light, the platform translucent portion circumscribing the gemstone periphery;
positioning the data responsive element of the CCD camera having a focal axis
aligned with said first position of the platform the CCD camera operably linked to
a data processor operating an instruction set and adapted to travel from a first
position to a second position along the focal axis, the data processor storing
captured light data in a memory device;
moving the platform upwardly with respect to the focal axis;
positioning a refractor element having an angle of refraction in alignment with the
focal axis;
moving the CCD camera towards the refractor element along the focal axis to the
second position;
illuminating the gemstone from a position beneath the platform;
capturing the incident light data redirected by the refractor element with the CCD
camera and storing it in said memory as an image data set;
disabling the illumination from beneath the platform;
illuminating the gemstone from above the platform;
capturing the incident light data redirected by the refractor element with the CCD
camera and storing it in said memory as an image set;
disabling the illumination from beneath the platform;
illuminating the gemstone from a second light source from beneath the platform;
and
capturing the incident light data redirected by the refractor element with the CCD
camera and storing it in said memory as an image data set.
24. A method for grading a gemstone, the method comprising the steps of:
providing an apparatus as claimed in claim 1, wherein the electronic camera is a
CCD camera;
placing the gemstone on the platform in said apparatus at a first position within an area substantially free of light, the platform having a translucent portion thereon circumscribing the gemstone periphery;
positioning the data responsive element of the CCD camera having a focal axis
aligned with said first position of the platform, the CCD camera operably linked
to a data processor operating an instruction set and adapted to travel from a first
position to a second position along the focal axis, the data processor storing
captured light data in a memory device;
moving the platform downwardly with respect to the focal axis;
positioning a light redirecting element having an angle of redirection in alignment
with the focal axis;
moving the CCD camera towards the refractor element along the focal axis to the
second position;
illuminating the gemstone from simultaneously with two light sources from above
the platform;
illuminating the gemstone from a side position directed towards the data
responsive element of the CCD camera; and
capturing the incident light data routed by the light redirecting element with the
CCD camera and storing it in said memory as an image data set.
25. The method as claimed in claim 24 wherein the step of placing the gemstone on the platform translucent portion further comprises centering the gemstone on the translucent portion with a laser light source passing through the center of said translucent portion.

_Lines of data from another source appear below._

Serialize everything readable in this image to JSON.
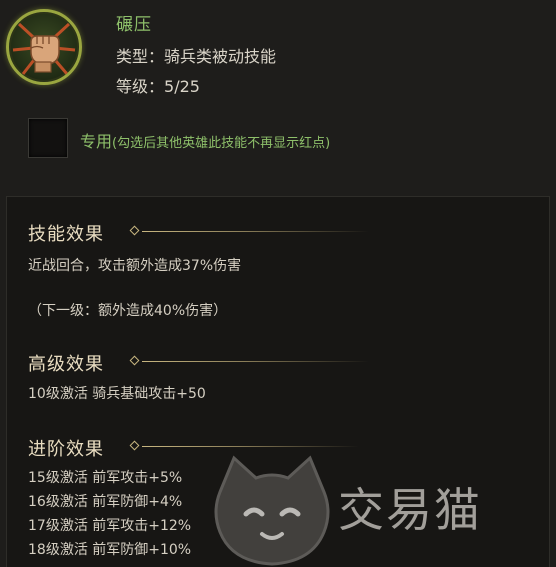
{
  "skill": {
    "icon": "fist-icon",
    "name": "碾压",
    "type_label": "类型：",
    "type_value": "骑兵类被动技能",
    "level_label": "等级：",
    "level_value": "5/25"
  },
  "exclusive": {
    "label": "专用",
    "note": "(勾选后其他英雄此技能不再显示红点)",
    "checked": false
  },
  "sections": {
    "effect": {
      "title": "技能效果",
      "lines": [
        "近战回合，攻击额外造成37%伤害",
        "（下一级：额外造成40%伤害）"
      ]
    },
    "advanced": {
      "title": "高级效果",
      "lines": [
        "10级激活 骑兵基础攻击+50"
      ]
    },
    "progression": {
      "title": "进阶效果",
      "lines": [
        "15级激活 前军攻击+5%",
        "16级激活 前军防御+4%",
        "17级激活 前军攻击+12%",
        "18级激活 前军防御+10%"
      ]
    }
  },
  "watermark": {
    "text": "交易猫",
    "icon": "cat-logo-icon"
  },
  "colors": {
    "background": "#1e1d1b",
    "panel": "#171614",
    "accent_green": "#8ec06a",
    "title_gold": "#e8dcc0",
    "divider_gold": "#c8b680",
    "icon_ring": "#9aa640"
  }
}
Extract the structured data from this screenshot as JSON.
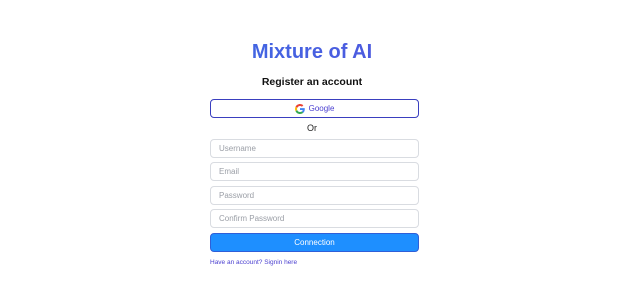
{
  "brand": {
    "title": "Mixture of AI"
  },
  "register": {
    "heading": "Register an account",
    "google_label": "Google",
    "divider_text": "Or",
    "fields": {
      "username_placeholder": "Username",
      "email_placeholder": "Email",
      "password_placeholder": "Password",
      "confirm_password_placeholder": "Confirm Password"
    },
    "submit_label": "Connection",
    "signin_link": "Have an account? Signin here"
  },
  "colors": {
    "brand_gradient_start": "#2f7be8",
    "brand_gradient_end": "#5a3fd6",
    "primary_button": "#1e8fff",
    "google_border": "#3a3fbf",
    "link": "#4a3fd0"
  },
  "icons": {
    "google": "google-icon"
  }
}
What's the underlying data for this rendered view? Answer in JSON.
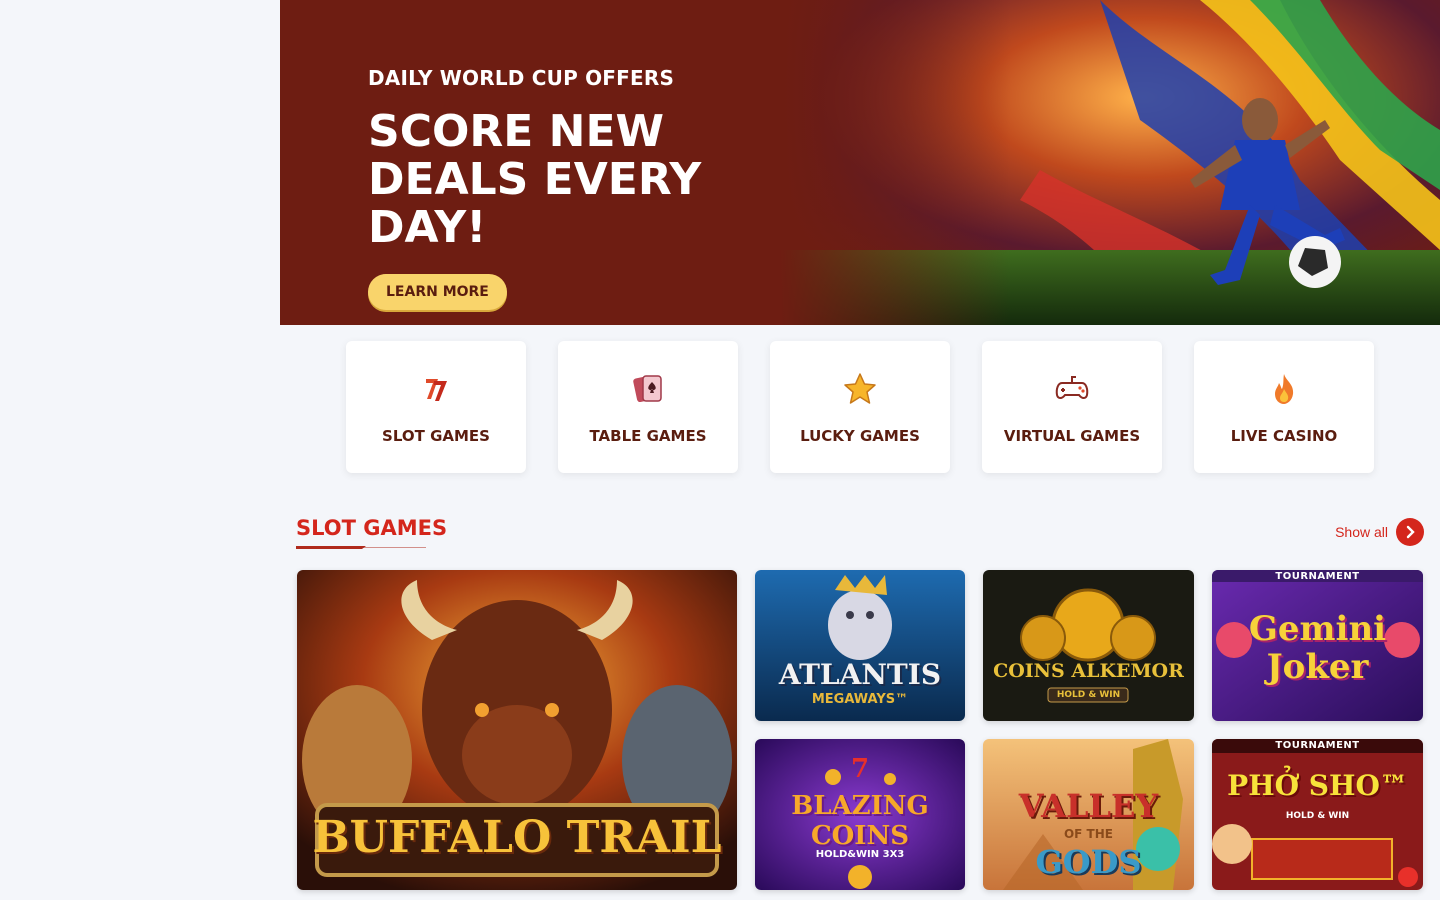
{
  "hero": {
    "kicker": "DAILY WORLD CUP OFFERS",
    "title": "SCORE NEW DEALS EVERY DAY!",
    "button": "LEARN MORE"
  },
  "categories": [
    {
      "label": "SLOT GAMES",
      "icon": "slot-sevens-icon"
    },
    {
      "label": "TABLE GAMES",
      "icon": "playing-cards-icon"
    },
    {
      "label": "LUCKY GAMES",
      "icon": "star-icon"
    },
    {
      "label": "VIRTUAL GAMES",
      "icon": "gamepad-icon"
    },
    {
      "label": "LIVE CASINO",
      "icon": "flame-icon"
    }
  ],
  "slots": {
    "title": "SLOT GAMES",
    "show_all": "Show all",
    "games": [
      {
        "name": "BUFFALO TRAIL"
      },
      {
        "name": "ATLANTIS",
        "sub": "MEGAWAYS™"
      },
      {
        "name": "COINS ALKEMOR",
        "sub": "HOLD & WIN"
      },
      {
        "name": "Gemini Joker",
        "ribbon": "TOURNAMENT"
      },
      {
        "name": "BLAZING COINS",
        "sub": "HOLD&WIN 3X3"
      },
      {
        "name": "VALLEY",
        "sub": "OF THE",
        "name2": "GODS"
      },
      {
        "name": "PHỞ SHO™",
        "sub": "HOLD & WIN",
        "ribbon": "TOURNAMENT"
      }
    ]
  },
  "colors": {
    "hero_bg": "#6e1d12",
    "accent": "#d4261c",
    "button": "#f9d46b"
  }
}
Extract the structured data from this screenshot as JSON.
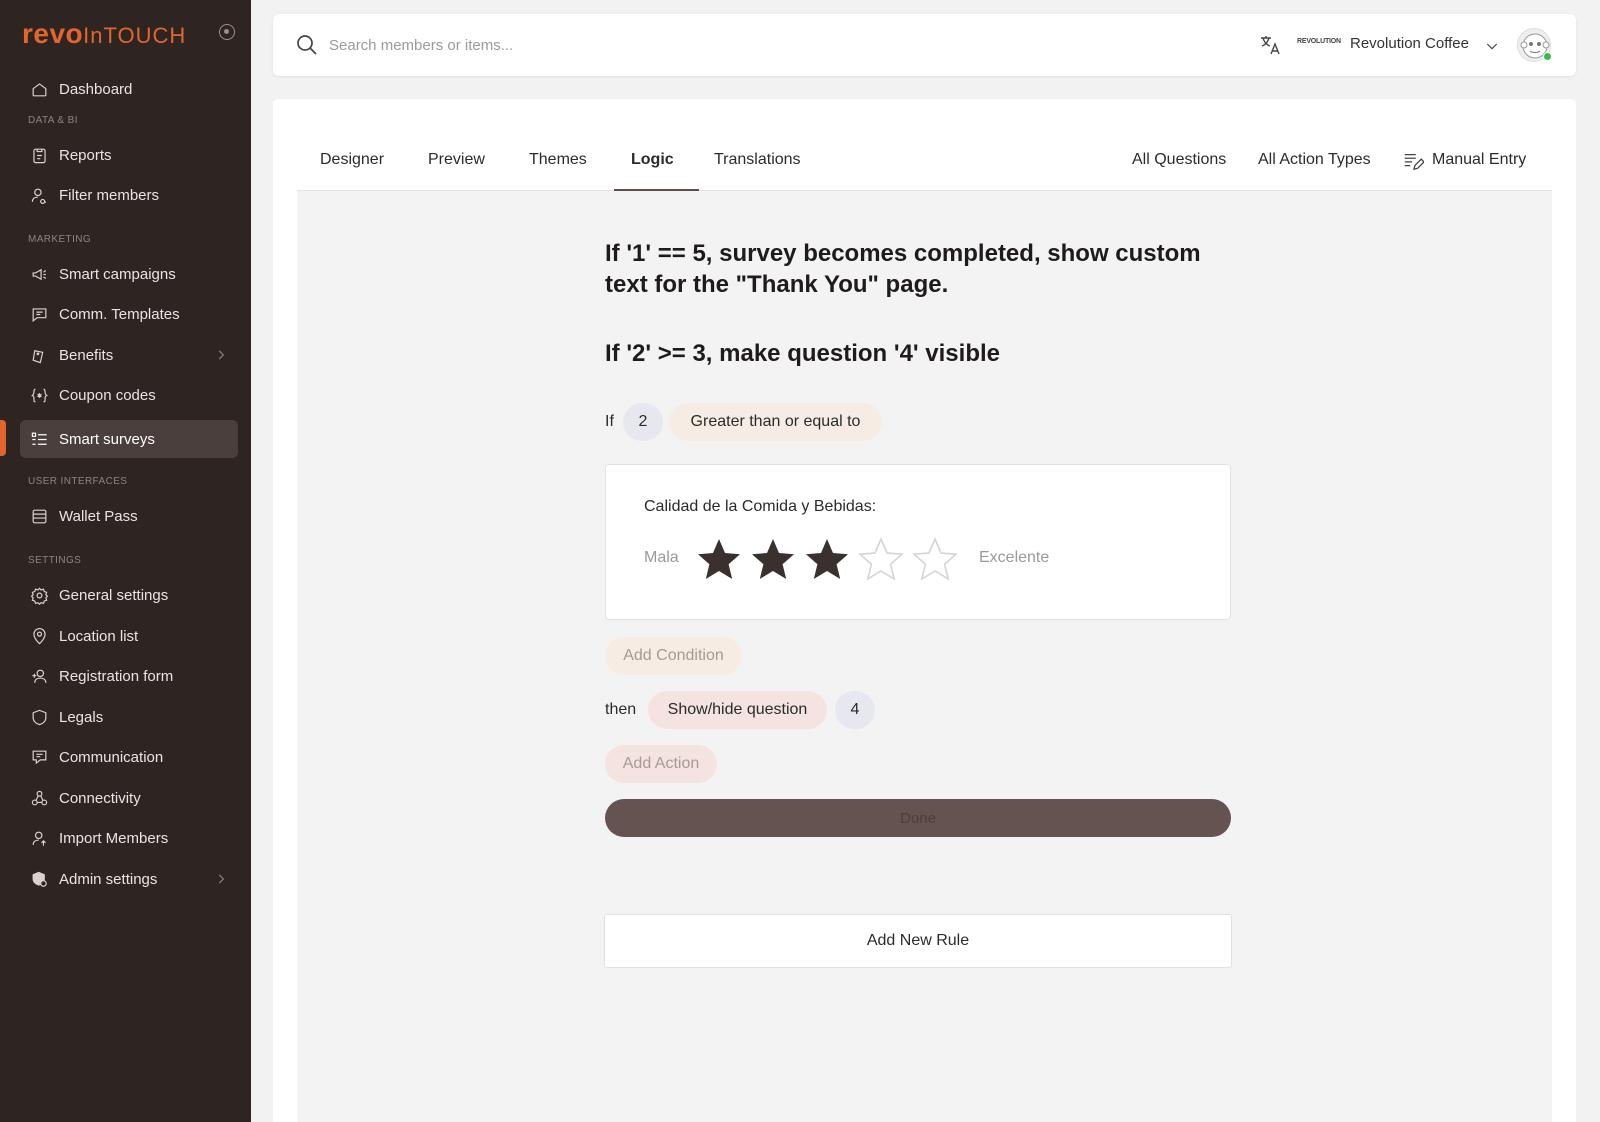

Documents:

abstract.jpg

IN-PCT-2000-00324-DEL-Claims-(29-10-2005).pdf

in-pct-2000-00324-del-form-1.pdf

in-pct-2000-0324-del-abstract.pdf

in-pct-2000-0324-del-assignment.pdf

in-pct-2000-0324-del-claims.pdf

in-pct-2000-0324-del-correspondence-others.pdf

in-pct-2000-0324-del-correspondence-po.pdf

in-pct-2000-0324-del-description (complete).pdf

in-pct-2000-0324-del-drawings.pdf

in-pct-2000-0324-del-form-2.pdf

in-pct-2000-0324-del-form-3.pdf

in-pct-2000-0324-del-form-5.pdf

in-pct-2000-0324-del-gpa.pdf

in-pct-2000-0324-del-pct-101.pdf

in-pct-2000-0324-del-pct-210.pdf

in-pct-2000-0324-del-pct-304.pdf

in-pct-2000-0324-del-petition-others.pdf


Patent Number 246166
Indian Patent Application Number IN/PCT/2000/00324/DEL
PG Journal Number 08/2011
Publication Date 25-Feb-2011
Grant Date 17-Feb-2011
Date of Filing 10-Nov-2000
Name of Patentee IMAGESTATISTICS INC.
Applicant Address 5869 OVERBROOK AVENUE, PHILADEPHIA, PENNSYLVANIA 19131, U.S.A.
Inventors:
# Inventor's Name Inventor's Address
1 AGGARWAL, LALIT K. 5869 OVERBROOK AVENUE, PHILADEPHIA, PENNSYLVANIA 19131, U.S.A.
PCT International Classification Number G01N 21/00
PCT International Application Number PCT/US99/11500
PCT International Filing date 1999-05-25
PCT Conventions:
# PCT Application Number Date of Convention Priority Country
1 09/085,797 1998-05-28 U.S.A.